Experience design as craft

Peter Merholz describes Instapaper creator Marco Arment‘s approach to design in Craft in Interaction and Service Design:

Instapaper shows the power of approaching experience design as a craft, as opposed to some kind of massive organizational process. Too often companies launch something and then move on to whatever’s next. Instapaper shows what happens when you go deeper and deeper and deeper into something. Unlike Microsoft or Adobe, who simply tack on features with every new release, Marco, instead, refines the design, honing it, polishing it, like his app is some jewel. I’d love to see companies approach service design the way Marco has. It would require a fundamental shift in how they work, but the results could be quite beautiful.

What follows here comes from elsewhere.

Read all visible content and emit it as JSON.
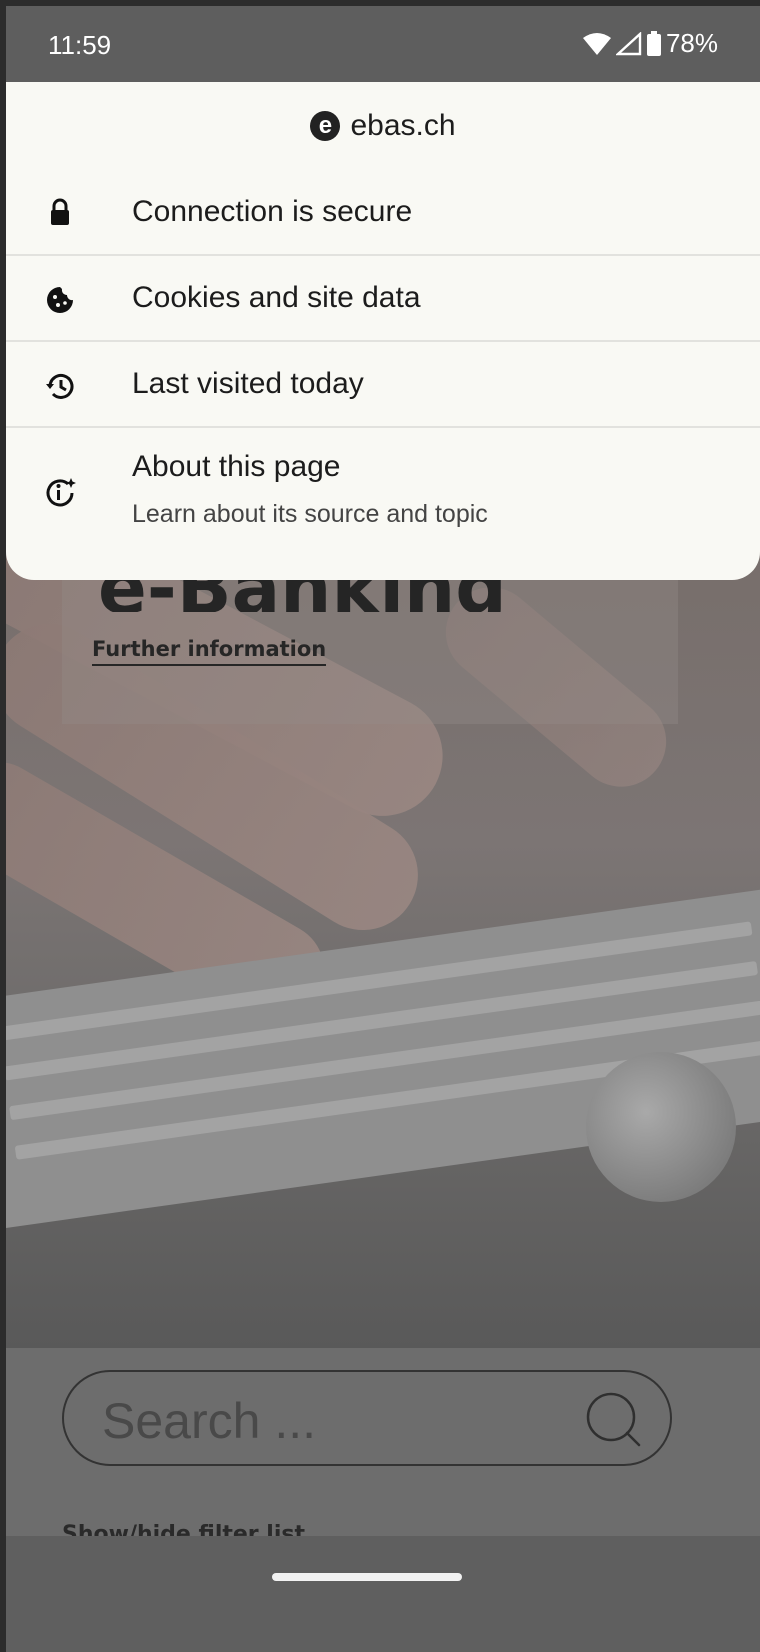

How often do you hear the words “We’ll get to that in Phase 2”? And how often do you actually get to do “Phase 2”? It’s a running joke in the software industry that calling something a “Phase 2 feature” is another way of saying it will never happen. There are just too many squirrel projects, too many Shiny Things that need to get done.

It doesn’t have to work like that, though. Small, dedicated teams who have autonomy and a clear decision maker can focus on one area of an experience for an extended period of time. This can work even in large organizations, but it requires trust and a long-term vision, both of which can be hard to find in big companies. It is the only way to bring craft and care to a design cycle that’s often treated too much like a conveyor belt.